> _EXERCISE DIRECTIONS_:
Extract the full set of records that follows, word for word.

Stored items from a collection
········
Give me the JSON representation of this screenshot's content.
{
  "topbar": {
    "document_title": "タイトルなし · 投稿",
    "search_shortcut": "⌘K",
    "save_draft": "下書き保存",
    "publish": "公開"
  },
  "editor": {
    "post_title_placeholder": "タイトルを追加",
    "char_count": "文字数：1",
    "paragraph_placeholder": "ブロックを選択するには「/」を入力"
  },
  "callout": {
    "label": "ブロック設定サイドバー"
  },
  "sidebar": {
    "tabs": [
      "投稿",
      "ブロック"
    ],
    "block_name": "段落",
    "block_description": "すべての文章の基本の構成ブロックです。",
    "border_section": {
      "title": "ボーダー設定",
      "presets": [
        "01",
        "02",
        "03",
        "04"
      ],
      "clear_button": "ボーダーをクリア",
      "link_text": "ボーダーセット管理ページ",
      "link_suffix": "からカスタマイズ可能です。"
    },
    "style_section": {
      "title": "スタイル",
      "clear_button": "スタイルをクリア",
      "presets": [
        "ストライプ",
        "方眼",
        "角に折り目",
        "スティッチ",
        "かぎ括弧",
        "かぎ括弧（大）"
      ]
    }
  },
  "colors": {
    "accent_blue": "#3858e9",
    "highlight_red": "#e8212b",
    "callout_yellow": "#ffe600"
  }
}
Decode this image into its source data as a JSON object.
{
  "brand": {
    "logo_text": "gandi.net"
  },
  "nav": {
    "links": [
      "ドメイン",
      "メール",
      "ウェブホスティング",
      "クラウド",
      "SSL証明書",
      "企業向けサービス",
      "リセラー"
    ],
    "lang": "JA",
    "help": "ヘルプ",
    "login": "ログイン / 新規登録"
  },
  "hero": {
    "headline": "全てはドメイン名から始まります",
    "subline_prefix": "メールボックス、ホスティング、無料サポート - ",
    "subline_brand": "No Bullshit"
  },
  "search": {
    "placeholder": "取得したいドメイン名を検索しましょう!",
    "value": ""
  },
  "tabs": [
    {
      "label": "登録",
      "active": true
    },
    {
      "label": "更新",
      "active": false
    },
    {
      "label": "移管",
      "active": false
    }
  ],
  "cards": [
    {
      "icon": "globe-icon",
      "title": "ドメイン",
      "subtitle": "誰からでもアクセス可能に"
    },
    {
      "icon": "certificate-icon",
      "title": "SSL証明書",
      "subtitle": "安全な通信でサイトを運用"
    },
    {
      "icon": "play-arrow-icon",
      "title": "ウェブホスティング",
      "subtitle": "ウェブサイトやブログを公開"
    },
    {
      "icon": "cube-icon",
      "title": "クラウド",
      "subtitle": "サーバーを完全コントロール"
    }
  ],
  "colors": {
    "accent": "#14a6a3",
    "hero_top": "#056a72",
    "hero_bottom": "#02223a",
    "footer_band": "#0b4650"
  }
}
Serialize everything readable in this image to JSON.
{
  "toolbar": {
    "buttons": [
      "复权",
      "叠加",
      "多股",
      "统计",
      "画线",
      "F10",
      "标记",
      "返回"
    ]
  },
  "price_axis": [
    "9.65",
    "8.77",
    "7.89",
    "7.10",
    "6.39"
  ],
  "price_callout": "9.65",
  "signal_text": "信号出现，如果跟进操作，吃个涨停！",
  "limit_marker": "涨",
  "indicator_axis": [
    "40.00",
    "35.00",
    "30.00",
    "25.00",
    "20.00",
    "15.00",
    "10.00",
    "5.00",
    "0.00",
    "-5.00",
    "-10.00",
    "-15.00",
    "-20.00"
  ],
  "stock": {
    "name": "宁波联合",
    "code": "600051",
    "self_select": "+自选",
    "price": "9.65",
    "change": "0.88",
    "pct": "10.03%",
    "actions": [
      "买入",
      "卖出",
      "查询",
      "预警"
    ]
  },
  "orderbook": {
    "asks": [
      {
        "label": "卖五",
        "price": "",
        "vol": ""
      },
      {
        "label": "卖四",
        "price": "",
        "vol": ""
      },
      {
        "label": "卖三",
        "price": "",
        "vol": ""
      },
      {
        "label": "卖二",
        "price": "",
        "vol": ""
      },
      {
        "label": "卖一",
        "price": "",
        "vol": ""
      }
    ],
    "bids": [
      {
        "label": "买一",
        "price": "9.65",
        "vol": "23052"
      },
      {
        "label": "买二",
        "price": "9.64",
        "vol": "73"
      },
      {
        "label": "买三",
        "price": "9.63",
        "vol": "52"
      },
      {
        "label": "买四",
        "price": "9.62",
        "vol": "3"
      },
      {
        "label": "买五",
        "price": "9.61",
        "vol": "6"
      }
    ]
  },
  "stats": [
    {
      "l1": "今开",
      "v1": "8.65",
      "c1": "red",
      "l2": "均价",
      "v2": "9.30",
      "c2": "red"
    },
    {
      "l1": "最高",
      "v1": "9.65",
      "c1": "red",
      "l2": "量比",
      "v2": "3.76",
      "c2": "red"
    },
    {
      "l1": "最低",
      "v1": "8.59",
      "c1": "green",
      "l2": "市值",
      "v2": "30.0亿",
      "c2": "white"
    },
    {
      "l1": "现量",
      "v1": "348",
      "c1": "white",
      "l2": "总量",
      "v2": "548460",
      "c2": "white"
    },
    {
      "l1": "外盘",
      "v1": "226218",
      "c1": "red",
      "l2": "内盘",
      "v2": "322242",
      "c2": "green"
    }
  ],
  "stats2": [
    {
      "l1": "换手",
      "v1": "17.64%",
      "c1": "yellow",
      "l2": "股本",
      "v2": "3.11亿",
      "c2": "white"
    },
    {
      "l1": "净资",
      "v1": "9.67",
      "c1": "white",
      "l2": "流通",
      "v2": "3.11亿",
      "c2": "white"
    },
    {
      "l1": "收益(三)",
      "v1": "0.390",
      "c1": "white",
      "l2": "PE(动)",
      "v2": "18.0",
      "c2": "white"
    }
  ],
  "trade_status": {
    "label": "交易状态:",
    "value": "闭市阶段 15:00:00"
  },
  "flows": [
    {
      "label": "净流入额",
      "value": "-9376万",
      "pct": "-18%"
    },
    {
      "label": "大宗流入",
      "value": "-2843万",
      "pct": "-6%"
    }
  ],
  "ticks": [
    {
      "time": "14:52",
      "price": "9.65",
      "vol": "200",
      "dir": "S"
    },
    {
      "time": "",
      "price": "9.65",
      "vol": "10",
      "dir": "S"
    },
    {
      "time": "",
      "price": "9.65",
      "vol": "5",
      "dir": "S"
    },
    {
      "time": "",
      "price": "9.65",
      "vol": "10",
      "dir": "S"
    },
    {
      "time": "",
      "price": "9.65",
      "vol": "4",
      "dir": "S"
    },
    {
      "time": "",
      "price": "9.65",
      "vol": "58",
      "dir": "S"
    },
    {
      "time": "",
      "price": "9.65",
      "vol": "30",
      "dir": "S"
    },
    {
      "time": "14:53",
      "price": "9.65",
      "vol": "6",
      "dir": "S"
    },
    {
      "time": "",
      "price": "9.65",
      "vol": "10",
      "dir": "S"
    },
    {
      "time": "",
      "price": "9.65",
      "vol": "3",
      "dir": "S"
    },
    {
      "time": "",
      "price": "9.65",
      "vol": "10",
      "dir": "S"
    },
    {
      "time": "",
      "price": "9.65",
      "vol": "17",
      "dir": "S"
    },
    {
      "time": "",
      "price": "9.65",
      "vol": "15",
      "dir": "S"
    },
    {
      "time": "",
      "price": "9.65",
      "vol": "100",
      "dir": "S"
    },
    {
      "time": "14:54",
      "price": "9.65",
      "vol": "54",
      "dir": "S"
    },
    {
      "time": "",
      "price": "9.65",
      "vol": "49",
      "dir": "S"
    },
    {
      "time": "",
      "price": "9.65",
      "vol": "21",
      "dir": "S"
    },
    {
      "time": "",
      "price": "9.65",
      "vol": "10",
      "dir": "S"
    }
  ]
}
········
> _RESPONSE AREA_:
Give me the JSON representation of this screenshot's content.
{
  "topbar": {
    "document_title": "タイトルなし · 投稿",
    "search_shortcut": "⌘K",
    "save_draft": "下書き保存",
    "publish": "公開"
  },
  "editor": {
    "post_title_placeholder": "タイトルを追加",
    "char_count": "文字数：1",
    "paragraph_placeholder": "ブロックを選択するには「/」を入力"
  },
  "callout": {
    "label": "ブロック設定サイドバー"
  },
  "sidebar": {
    "tabs": [
      "投稿",
      "ブロック"
    ],
    "block_name": "段落",
    "block_description": "すべての文章の基本の構成ブロックです。",
    "border_section": {
      "title": "ボーダー設定",
      "presets": [
        "01",
        "02",
        "03",
        "04"
      ],
      "clear_button": "ボーダーをクリア",
      "link_text": "ボーダーセット管理ページ",
      "link_suffix": "からカスタマイズ可能です。"
    },
    "style_section": {
      "title": "スタイル",
      "clear_button": "スタイルをクリア",
      "presets": [
        "ストライプ",
        "方眼",
        "角に折り目",
        "スティッチ",
        "かぎ括弧",
        "かぎ括弧（大）"
      ]
    }
  },
  "colors": {
    "accent_blue": "#3858e9",
    "highlight_red": "#e8212b",
    "callout_yellow": "#ffe600"
  }
}
Decode this image into its source data as a JSON object.
{
  "brand": {
    "logo_text": "gandi.net"
  },
  "nav": {
    "links": [
      "ドメイン",
      "メール",
      "ウェブホスティング",
      "クラウド",
      "SSL証明書",
      "企業向けサービス",
      "リセラー"
    ],
    "lang": "JA",
    "help": "ヘルプ",
    "login": "ログイン / 新規登録"
  },
  "hero": {
    "headline": "全てはドメイン名から始まります",
    "subline_prefix": "メールボックス、ホスティング、無料サポート - ",
    "subline_brand": "No Bullshit"
  },
  "search": {
    "placeholder": "取得したいドメイン名を検索しましょう!",
    "value": ""
  },
  "tabs": [
    {
      "label": "登録",
      "active": true
    },
    {
      "label": "更新",
      "active": false
    },
    {
      "label": "移管",
      "active": false
    }
  ],
  "cards": [
    {
      "icon": "globe-icon",
      "title": "ドメイン",
      "subtitle": "誰からでもアクセス可能に"
    },
    {
      "icon": "certificate-icon",
      "title": "SSL証明書",
      "subtitle": "安全な通信でサイトを運用"
    },
    {
      "icon": "play-arrow-icon",
      "title": "ウェブホスティング",
      "subtitle": "ウェブサイトやブログを公開"
    },
    {
      "icon": "cube-icon",
      "title": "クラウド",
      "subtitle": "サーバーを完全コントロール"
    }
  ],
  "colors": {
    "accent": "#14a6a3",
    "hero_top": "#056a72",
    "hero_bottom": "#02223a",
    "footer_band": "#0b4650"
  }
}
Serialize everything readable in this image to JSON.
{
  "toolbar": {
    "buttons": [
      "复权",
      "叠加",
      "多股",
      "统计",
      "画线",
      "F10",
      "标记",
      "返回"
    ]
  },
  "price_axis": [
    "9.65",
    "8.77",
    "7.89",
    "7.10",
    "6.39"
  ],
  "price_callout": "9.65",
  "signal_text": "信号出现，如果跟进操作，吃个涨停！",
  "limit_marker": "涨",
  "indicator_axis": [
    "40.00",
    "35.00",
    "30.00",
    "25.00",
    "20.00",
    "15.00",
    "10.00",
    "5.00",
    "0.00",
    "-5.00",
    "-10.00",
    "-15.00",
    "-20.00"
  ],
  "stock": {
    "name": "宁波联合",
    "code": "600051",
    "self_select": "+自选",
    "price": "9.65",
    "change": "0.88",
    "pct": "10.03%",
    "actions": [
      "买入",
      "卖出",
      "查询",
      "预警"
    ]
  },
  "orderbook": {
    "asks": [
      {
        "label": "卖五",
        "price": "",
        "vol": ""
      },
      {
        "label": "卖四",
        "price": "",
        "vol": ""
      },
      {
        "label": "卖三",
        "price": "",
        "vol": ""
      },
      {
        "label": "卖二",
        "price": "",
        "vol": ""
      },
      {
        "label": "卖一",
        "price": "",
        "vol": ""
      }
    ],
    "bids": [
      {
        "label": "买一",
        "price": "9.65",
        "vol": "23052"
      },
      {
        "label": "买二",
        "price": "9.64",
        "vol": "73"
      },
      {
        "label": "买三",
        "price": "9.63",
        "vol": "52"
      },
      {
        "label": "买四",
        "price": "9.62",
        "vol": "3"
      },
      {
        "label": "买五",
        "price": "9.61",
        "vol": "6"
      }
    ]
  },
  "stats": [
    {
      "l1": "今开",
      "v1": "8.65",
      "c1": "red",
      "l2": "均价",
      "v2": "9.30",
      "c2": "red"
    },
    {
      "l1": "最高",
      "v1": "9.65",
      "c1": "red",
      "l2": "量比",
      "v2": "3.76",
      "c2": "red"
    },
    {
      "l1": "最低",
      "v1": "8.59",
      "c1": "green",
      "l2": "市值",
      "v2": "30.0亿",
      "c2": "white"
    },
    {
      "l1": "现量",
      "v1": "348",
      "c1": "white",
      "l2": "总量",
      "v2": "548460",
      "c2": "white"
    },
    {
      "l1": "外盘",
      "v1": "226218",
      "c1": "red",
      "l2": "内盘",
      "v2": "322242",
      "c2": "green"
    }
  ],
  "stats2": [
    {
      "l1": "换手",
      "v1": "17.64%",
      "c1": "yellow",
      "l2": "股本",
      "v2": "3.11亿",
      "c2": "white"
    },
    {
      "l1": "净资",
      "v1": "9.67",
      "c1": "white",
      "l2": "流通",
      "v2": "3.11亿",
      "c2": "white"
    },
    {
      "l1": "收益(三)",
      "v1": "0.390",
      "c1": "white",
      "l2": "PE(动)",
      "v2": "18.0",
      "c2": "white"
    }
  ],
  "trade_status": {
    "label": "交易状态:",
    "value": "闭市阶段 15:00:00"
  },
  "flows": [
    {
      "label": "净流入额",
      "value": "-9376万",
      "pct": "-18%"
    },
    {
      "label": "大宗流入",
      "value": "-2843万",
      "pct": "-6%"
    }
  ],
  "ticks": [
    {
      "time": "14:52",
      "price": "9.65",
      "vol": "200",
      "dir": "S"
    },
    {
      "time": "",
      "price": "9.65",
      "vol": "10",
      "dir": "S"
    },
    {
      "time": "",
      "price": "9.65",
      "vol": "5",
      "dir": "S"
    },
    {
      "time": "",
      "price": "9.65",
      "vol": "10",
      "dir": "S"
    },
    {
      "time": "",
      "price": "9.65",
      "vol": "4",
      "dir": "S"
    },
    {
      "time": "",
      "price": "9.65",
      "vol": "58",
      "dir": "S"
    },
    {
      "time": "",
      "price": "9.65",
      "vol": "30",
      "dir": "S"
    },
    {
      "time": "14:53",
      "price": "9.65",
      "vol": "6",
      "dir": "S"
    },
    {
      "time": "",
      "price": "9.65",
      "vol": "10",
      "dir": "S"
    },
    {
      "time": "",
      "price": "9.65",
      "vol": "3",
      "dir": "S"
    },
    {
      "time": "",
      "price": "9.65",
      "vol": "10",
      "dir": "S"
    },
    {
      "time": "",
      "price": "9.65",
      "vol": "17",
      "dir": "S"
    },
    {
      "time": "",
      "price": "9.65",
      "vol": "15",
      "dir": "S"
    },
    {
      "time": "",
      "price": "9.65",
      "vol": "100",
      "dir": "S"
    },
    {
      "time": "14:54",
      "price": "9.65",
      "vol": "54",
      "dir": "S"
    },
    {
      "time": "",
      "price": "9.65",
      "vol": "49",
      "dir": "S"
    },
    {
      "time": "",
      "price": "9.65",
      "vol": "21",
      "dir": "S"
    },
    {
      "time": "",
      "price": "9.65",
      "vol": "10",
      "dir": "S"
    }
  ]
}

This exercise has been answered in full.